5 questions about open analytics
By Alison Bolen, SAS Insights Editor
When you need to price vacation rentals for 3.8 million vacation members who have access to 2 million distinct SKUs, you need accurate, reliable, nonstop analytics.
At Wyndham Destination Network, the analytics team uses a combination of open source and enterprise analytics to find innovative solutions to complex problems from pricing elasticity to resort operations and customer retention.
Recently, we talked to Jeremy TerBush, Senior Vice President of Analytics at Wyndham Destination Network, about his team’s use of analytics, ranging from open source technologies to enterprise solutions.
So we’ll do the forecasting with open analytics as an initial prototype. When we’re happy with that first stage, we run it in SAS. For us, it’s easier to create an industrial-strength product in SAS.
Senior Vice President of Analytics
Wyndham Destination Network
How do you define open source vs. open software?
Jeremy TerBush: Open source to me means I can download the system right now and create a program directly on my machine without any licensing. It’s free, easy to use, and there are a lot of communities out there talking about it and working on improving the software.
Open software, on the other hand, is software that makes it easy to connect with other pieces of software. We have systems that produce forecasts, and they need to send those forecasts over to another routine. Open software would allow that to happen seamlessly and easily from a development and execution perspective.
How have you embraced openness at Wyndham?
TerBush: We don’t mandate that everyone use the same tools. When people are coming across a new problem, and it’s not part of an implemented system we’ve already built, we’ve seen our analysts turn to more of the open tools. We’ve had a lot of success developing and solving smaller scale projects with open source software. Now, if we find need to operationalize that work, typically we find a way to move it into our larger environment and use SAS®.
What we have is somewhat of an open ecosystem because we allow the group to use whatever tools it wants given the problem at hand. Open source is used in the prototyping stage for one-off problems.
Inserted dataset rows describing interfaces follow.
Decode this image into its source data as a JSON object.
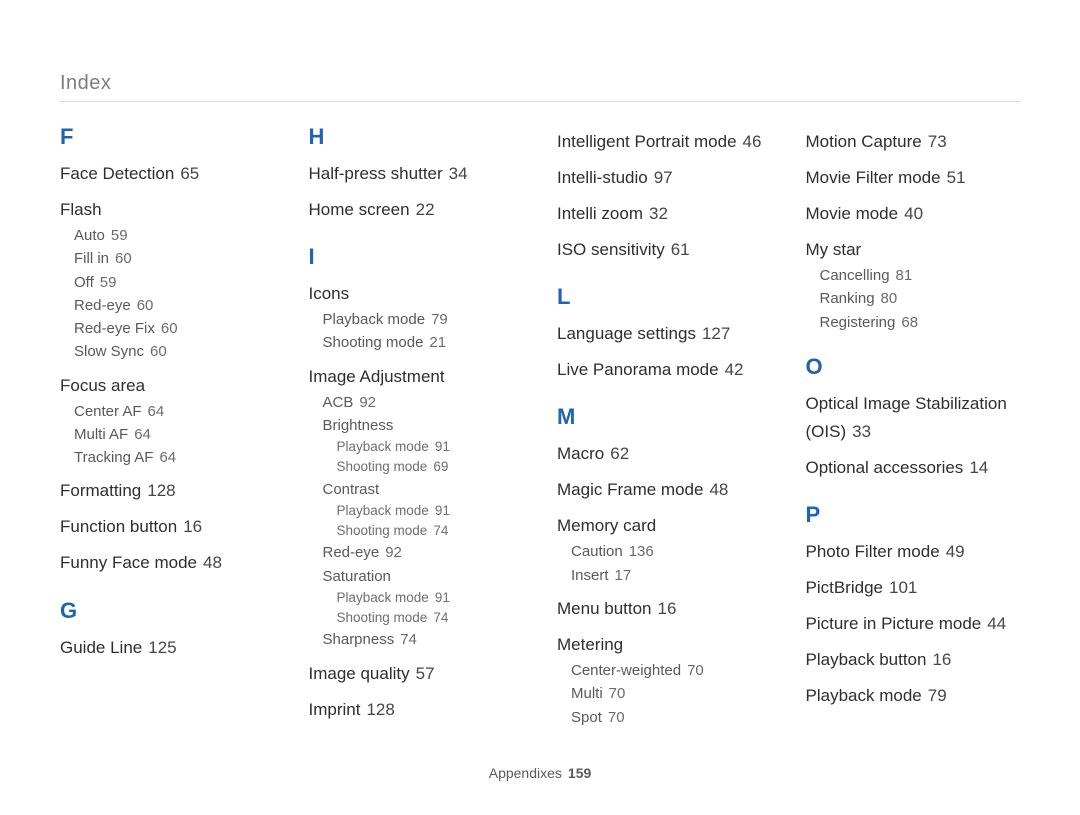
{
  "header": {
    "title": "Index"
  },
  "footer": {
    "label": "Appendixes",
    "page": "159"
  },
  "letters": {
    "F": "F",
    "G": "G",
    "H": "H",
    "I": "I",
    "L": "L",
    "M": "M",
    "O": "O",
    "P": "P"
  },
  "F": {
    "face_detection": {
      "label": "Face Detection",
      "pg": "65"
    },
    "flash": {
      "label": "Flash",
      "auto": {
        "label": "Auto",
        "pg": "59"
      },
      "fill_in": {
        "label": "Fill in",
        "pg": "60"
      },
      "off": {
        "label": "Off",
        "pg": "59"
      },
      "red_eye": {
        "label": "Red-eye",
        "pg": "60"
      },
      "red_eye_fix": {
        "label": "Red-eye Fix",
        "pg": "60"
      },
      "slow_sync": {
        "label": "Slow Sync",
        "pg": "60"
      }
    },
    "focus_area": {
      "label": "Focus area",
      "center_af": {
        "label": "Center AF",
        "pg": "64"
      },
      "multi_af": {
        "label": "Multi AF",
        "pg": "64"
      },
      "tracking_af": {
        "label": "Tracking AF",
        "pg": "64"
      }
    },
    "formatting": {
      "label": "Formatting",
      "pg": "128"
    },
    "function_button": {
      "label": "Function button",
      "pg": "16"
    },
    "funny_face": {
      "label": "Funny Face mode",
      "pg": "48"
    }
  },
  "G": {
    "guide_line": {
      "label": "Guide Line",
      "pg": "125"
    }
  },
  "H": {
    "half_press": {
      "label": "Half-press shutter",
      "pg": "34"
    },
    "home_screen": {
      "label": "Home screen",
      "pg": "22"
    }
  },
  "I": {
    "icons": {
      "label": "Icons",
      "playback": {
        "label": "Playback mode",
        "pg": "79"
      },
      "shooting": {
        "label": "Shooting mode",
        "pg": "21"
      }
    },
    "image_adjustment": {
      "label": "Image Adjustment",
      "acb": {
        "label": "ACB",
        "pg": "92"
      },
      "brightness": {
        "label": "Brightness",
        "playback": {
          "label": "Playback mode",
          "pg": "91"
        },
        "shooting": {
          "label": "Shooting mode",
          "pg": "69"
        }
      },
      "contrast": {
        "label": "Contrast",
        "playback": {
          "label": "Playback mode",
          "pg": "91"
        },
        "shooting": {
          "label": "Shooting mode",
          "pg": "74"
        }
      },
      "red_eye": {
        "label": "Red-eye",
        "pg": "92"
      },
      "saturation": {
        "label": "Saturation",
        "playback": {
          "label": "Playback mode",
          "pg": "91"
        },
        "shooting": {
          "label": "Shooting mode",
          "pg": "74"
        }
      },
      "sharpness": {
        "label": "Sharpness",
        "pg": "74"
      }
    },
    "image_quality": {
      "label": "Image quality",
      "pg": "57"
    },
    "imprint": {
      "label": "Imprint",
      "pg": "128"
    },
    "intelligent_portrait": {
      "label": "Intelligent Portrait mode",
      "pg": "46"
    },
    "intelli_studio": {
      "label": "Intelli-studio",
      "pg": "97"
    },
    "intelli_zoom": {
      "label": "Intelli zoom",
      "pg": "32"
    },
    "iso": {
      "label": "ISO sensitivity",
      "pg": "61"
    }
  },
  "L": {
    "language": {
      "label": "Language settings",
      "pg": "127"
    },
    "live_panorama": {
      "label": "Live Panorama mode",
      "pg": "42"
    }
  },
  "M": {
    "macro": {
      "label": "Macro",
      "pg": "62"
    },
    "magic_frame": {
      "label": "Magic Frame mode",
      "pg": "48"
    },
    "memory_card": {
      "label": "Memory card",
      "caution": {
        "label": "Caution",
        "pg": "136"
      },
      "insert": {
        "label": "Insert",
        "pg": "17"
      }
    },
    "menu_button": {
      "label": "Menu button",
      "pg": "16"
    },
    "metering": {
      "label": "Metering",
      "center": {
        "label": "Center-weighted",
        "pg": "70"
      },
      "multi": {
        "label": "Multi",
        "pg": "70"
      },
      "spot": {
        "label": "Spot",
        "pg": "70"
      }
    },
    "motion_capture": {
      "label": "Motion Capture",
      "pg": "73"
    },
    "movie_filter": {
      "label": "Movie Filter mode",
      "pg": "51"
    },
    "movie_mode": {
      "label": "Movie mode",
      "pg": "40"
    },
    "my_star": {
      "label": "My star",
      "cancelling": {
        "label": "Cancelling",
        "pg": "81"
      },
      "ranking": {
        "label": "Ranking",
        "pg": "80"
      },
      "registering": {
        "label": "Registering",
        "pg": "68"
      }
    }
  },
  "O": {
    "ois": {
      "label": "Optical Image Stabilization (OIS)",
      "pg": "33"
    },
    "optional": {
      "label": "Optional accessories",
      "pg": "14"
    }
  },
  "P": {
    "photo_filter": {
      "label": "Photo Filter mode",
      "pg": "49"
    },
    "pictbridge": {
      "label": "PictBridge",
      "pg": "101"
    },
    "pip": {
      "label": "Picture in Picture mode",
      "pg": "44"
    },
    "playback_button": {
      "label": "Playback button",
      "pg": "16"
    },
    "playback_mode": {
      "label": "Playback mode",
      "pg": "79"
    }
  }
}
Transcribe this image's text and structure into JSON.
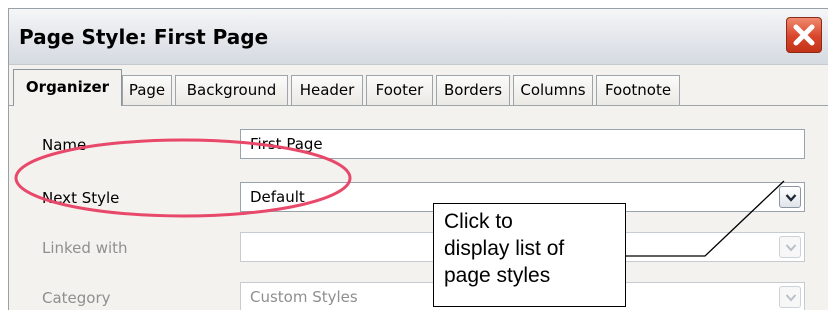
{
  "window": {
    "title": "Page Style: First Page",
    "close_icon": "close-icon"
  },
  "tabs": [
    {
      "label": "Organizer",
      "active": true
    },
    {
      "label": "Page",
      "active": false
    },
    {
      "label": "Background",
      "active": false
    },
    {
      "label": "Header",
      "active": false
    },
    {
      "label": "Footer",
      "active": false
    },
    {
      "label": "Borders",
      "active": false
    },
    {
      "label": "Columns",
      "active": false
    },
    {
      "label": "Footnote",
      "active": false
    }
  ],
  "form": {
    "name": {
      "label": "Name",
      "value": "First Page"
    },
    "next_style": {
      "label": "Next Style",
      "value": "Default",
      "dropdown_icon": "chevron-down-icon"
    },
    "linked_with": {
      "label": "Linked with",
      "value": "",
      "enabled": false
    },
    "category": {
      "label": "Category",
      "value": "Custom Styles",
      "enabled": false
    }
  },
  "annotation": {
    "callout_lines": [
      "Click to",
      "display list of",
      "page styles"
    ],
    "ellipse_color": "#e8486a"
  },
  "colors": {
    "close_button": "#d9452a",
    "title_bar": "#e3e6eb",
    "panel": "#f4f2ee"
  }
}
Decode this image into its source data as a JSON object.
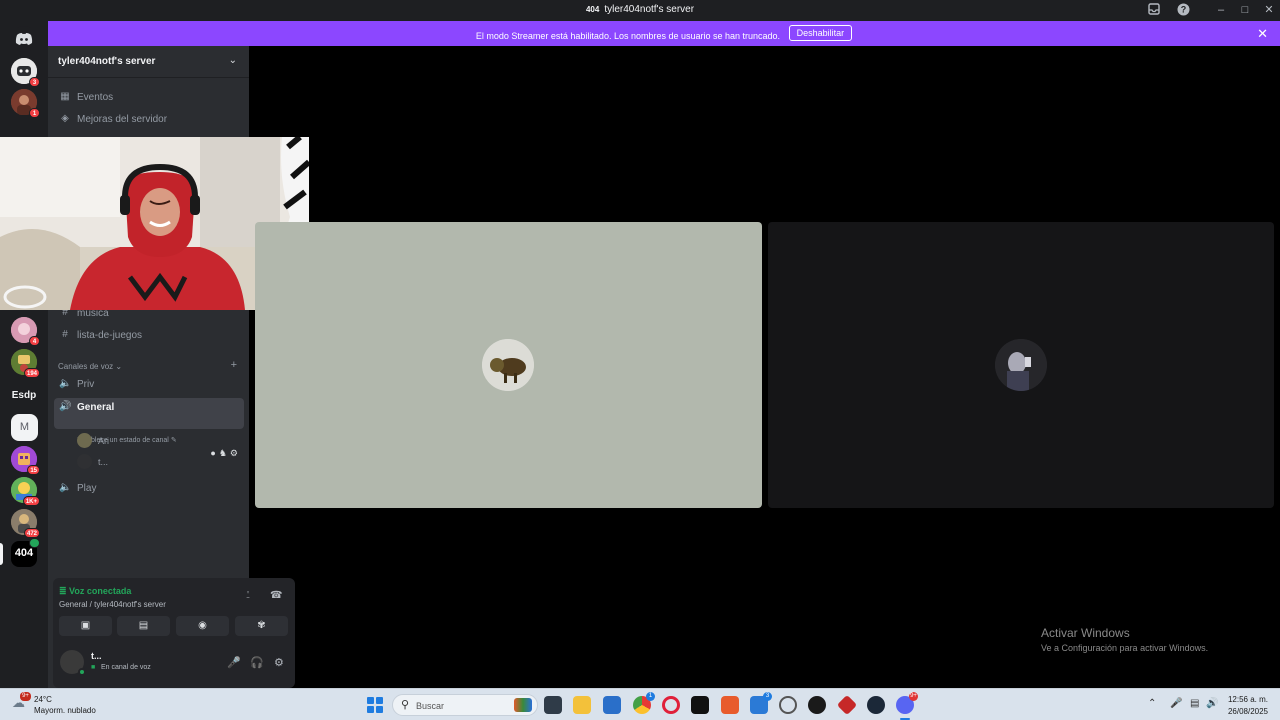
{
  "window": {
    "title": "tyler404notf's server",
    "server_badge": "404"
  },
  "banner": {
    "text": "El modo Streamer está habilitado. Los nombres de usuario se han truncado.",
    "button": "Deshabilitar"
  },
  "rail": {
    "badges": [
      "3",
      "1",
      "4",
      "194",
      "15",
      "1K+",
      "472"
    ],
    "text_items": [
      "Esdp",
      "M"
    ],
    "selected_label": "404"
  },
  "sidebar": {
    "server_name": "tyler404notf's server",
    "nav": [
      "Eventos",
      "Mejoras del servidor"
    ],
    "text_channels": [
      "música",
      "lista-de-juegos"
    ],
    "voice_category": "Canales de voz",
    "voice_channels": [
      {
        "name": "Priv"
      },
      {
        "name": "General",
        "status": "Establece un estado de canal",
        "members": [
          "Ari",
          "t..."
        ]
      },
      {
        "name": "Play"
      }
    ]
  },
  "voice_panel": {
    "status": "Voz conectada",
    "location": "General / tyler404notf's server",
    "user_name": "t...",
    "user_status": "En canal de voz"
  },
  "watermark": {
    "line1": "Activar Windows",
    "line2": "Ve a Configuración para activar Windows."
  },
  "taskbar": {
    "weather_temp": "24°C",
    "weather_cond": "Mayorm. nublado",
    "weather_badge": "9+",
    "search_placeholder": "Buscar",
    "badges": {
      "opera": "1",
      "store": "3",
      "discord": "9+"
    },
    "time": "12:56 a. m.",
    "date": "26/08/2025"
  },
  "colors": {
    "banner": "#8c47ff",
    "connected": "#23a55a",
    "sidebar": "#2b2d31",
    "rail": "#1e1f22"
  }
}
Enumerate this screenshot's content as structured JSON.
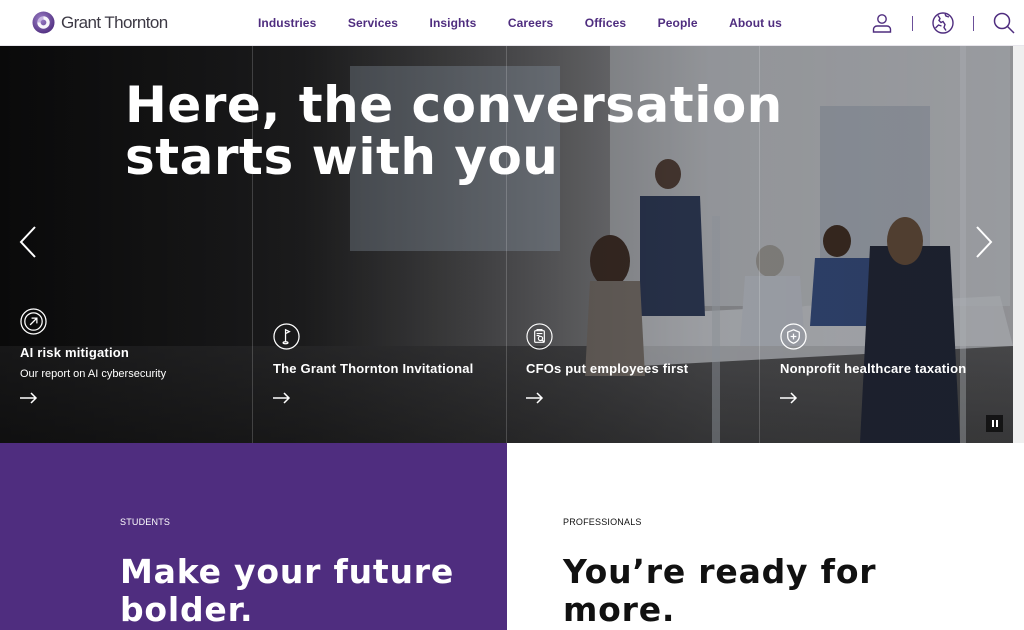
{
  "header": {
    "logo_text": "Grant Thornton",
    "nav": [
      "Industries",
      "Services",
      "Insights",
      "Careers",
      "Offices",
      "People",
      "About us"
    ],
    "utility_icons": [
      "user-icon",
      "globe-icon",
      "search-icon"
    ]
  },
  "hero": {
    "title": "Here, the conversation starts with you",
    "prev_icon": "chevron-left-icon",
    "next_icon": "chevron-right-icon",
    "pause_icon": "pause-icon",
    "panels": [
      {
        "icon": "arrow-up-right-circle-icon",
        "title": "AI risk mitigation",
        "subtitle": "Our report on AI cybersecurity",
        "link_icon": "arrow-right-icon"
      },
      {
        "icon": "golf-flag-circle-icon",
        "title": "The Grant Thornton Invitational",
        "subtitle": "",
        "link_icon": "arrow-right-icon"
      },
      {
        "icon": "clipboard-search-circle-icon",
        "title": "CFOs put employees first",
        "subtitle": "",
        "link_icon": "arrow-right-icon"
      },
      {
        "icon": "shield-plus-circle-icon",
        "title": "Nonprofit healthcare taxation",
        "subtitle": "",
        "link_icon": "arrow-right-icon"
      }
    ]
  },
  "students": {
    "eyebrow": "STUDENTS",
    "headline_line1": "Make your future",
    "headline_line2": "bolder."
  },
  "professionals": {
    "eyebrow": "PROFESSIONALS",
    "headline_line1": "You’re ready for",
    "headline_line2": "more."
  },
  "colors": {
    "brand_purple": "#4f2d7f",
    "nav_text": "#4f2d7f",
    "white": "#ffffff",
    "dark_text": "#111111"
  }
}
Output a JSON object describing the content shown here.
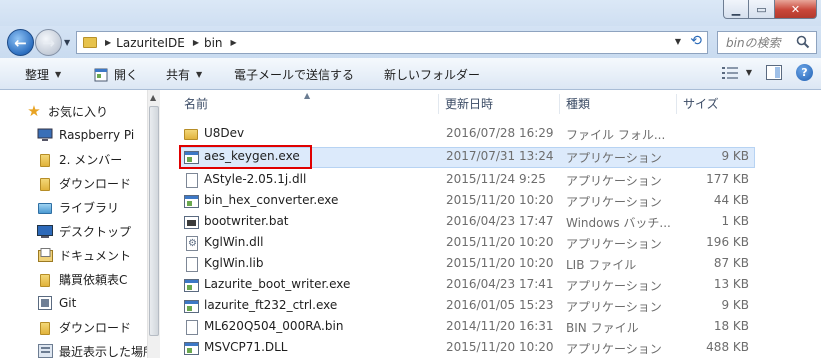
{
  "address": {
    "crumbs": [
      "LazuriteIDE",
      "bin"
    ],
    "search_placeholder": "binの検索"
  },
  "toolbar": {
    "organize": "整理",
    "open": "開く",
    "share": "共有",
    "email": "電子メールで送信する",
    "new_folder": "新しいフォルダー"
  },
  "nav": {
    "items": [
      {
        "label": "お気に入り",
        "icon": "star-icon"
      },
      {
        "label": "Raspberry Pi",
        "icon": "computer-icon"
      },
      {
        "label": "2. メンバー",
        "icon": "folder-icon"
      },
      {
        "label": "ダウンロード",
        "icon": "download-folder-icon"
      },
      {
        "label": "ライブラリ",
        "icon": "library-icon"
      },
      {
        "label": "デスクトップ",
        "icon": "desktop-icon"
      },
      {
        "label": "ドキュメント",
        "icon": "documents-icon"
      },
      {
        "label": "購買依頼表C",
        "icon": "folder-icon"
      },
      {
        "label": "Git",
        "icon": "git-icon"
      },
      {
        "label": "ダウンロード",
        "icon": "download-folder-icon"
      },
      {
        "label": "最近表示した場所",
        "icon": "recent-places-icon"
      }
    ]
  },
  "columns": {
    "name": "名前",
    "date": "更新日時",
    "type": "種類",
    "size": "サイズ"
  },
  "files": [
    {
      "name": "U8Dev",
      "date": "2016/07/28 16:29",
      "type": "ファイル フォル...",
      "size": "",
      "icon": "folder-icon"
    },
    {
      "name": "aes_keygen.exe",
      "date": "2017/07/31 13:24",
      "type": "アプリケーション",
      "size": "9 KB",
      "icon": "exe-icon",
      "selected": true
    },
    {
      "name": "AStyle-2.05.1j.dll",
      "date": "2015/11/24 9:25",
      "type": "アプリケーション",
      "size": "177 KB",
      "icon": "doc-icon"
    },
    {
      "name": "bin_hex_converter.exe",
      "date": "2015/11/20 10:20",
      "type": "アプリケーション",
      "size": "44 KB",
      "icon": "exe-icon"
    },
    {
      "name": "bootwriter.bat",
      "date": "2016/04/23 17:47",
      "type": "Windows バッチ...",
      "size": "1 KB",
      "icon": "bat-icon"
    },
    {
      "name": "KglWin.dll",
      "date": "2015/11/20 10:20",
      "type": "アプリケーション",
      "size": "196 KB",
      "icon": "dll-icon"
    },
    {
      "name": "KglWin.lib",
      "date": "2015/11/20 10:20",
      "type": "LIB ファイル",
      "size": "87 KB",
      "icon": "doc-icon"
    },
    {
      "name": "Lazurite_boot_writer.exe",
      "date": "2016/04/23 17:41",
      "type": "アプリケーション",
      "size": "13 KB",
      "icon": "exe-icon"
    },
    {
      "name": "lazurite_ft232_ctrl.exe",
      "date": "2016/01/05 15:23",
      "type": "アプリケーション",
      "size": "9 KB",
      "icon": "exe-icon"
    },
    {
      "name": "ML620Q504_000RA.bin",
      "date": "2014/11/20 16:31",
      "type": "BIN ファイル",
      "size": "18 KB",
      "icon": "doc-icon"
    },
    {
      "name": "MSVCP71.DLL",
      "date": "2015/11/20 10:20",
      "type": "アプリケーション",
      "size": "488 KB",
      "icon": "dll-icon"
    }
  ]
}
That’s where we’ve found a lot of success using open source technology.
When would you switch from open source technology to enterprise software?
TerBush: The processes we’re setting up that need to be run daily are typically pricing processes, like forecasting demand and price elasticity for our rental units. To do that, we have to take all the recent historical and transaction behavior and feed it into a forecasting routine to ultimately recommend a daily price for that unit. That model includes optimization and forecasting that were prototyped with open source analytics software. When we were happy with the results, we moved the algorithm to SAS for daily scheduling.
If it’s a job that has to run on a daily basis for pricing forecasts, I don’t have the confidence that any open implementation would give the team what it needs on a daily basis to optimize prices. So we’ll do the forecasting with open analytics as an initial prototype. When we’re happy with that first stage, we run it in SAS. For us, it’s easier to create an industrial-strength product in SAS.
What are the benefits of using both?
TerBush: One of the main benefits of using both SAS and open source software is that you can let people use the platform they’re most comfortable with. It’s a learning curve for them to completely shift their thinking. To allow everyone to use whatever platform they’re comfortable with is a big productive boost for us. I think we get better answers too. We can collect the best practices and draw from communities of all platforms and have a bigger pool of ideas. It gives us more flexibility within the team to solve the problem in a number of different ways.
What other technologies are important for remaining open?
TerBush: Within our organization and across other organizations, it’s becoming much easier for companies to share data by developing common-sense APIs. For example, we did some work recently where we needed to use the Google Maps API, and we went to Python immediately.
We’re seeing more and more that there’s external data that we can tap into. When building solutions internally, we want to communicate our models to multiple platforms and send results to APIs to whatever platform needs to consume it. That’s definitely the way things are going: being able to produce results so any platform can consume them, and APIs are the way to do it.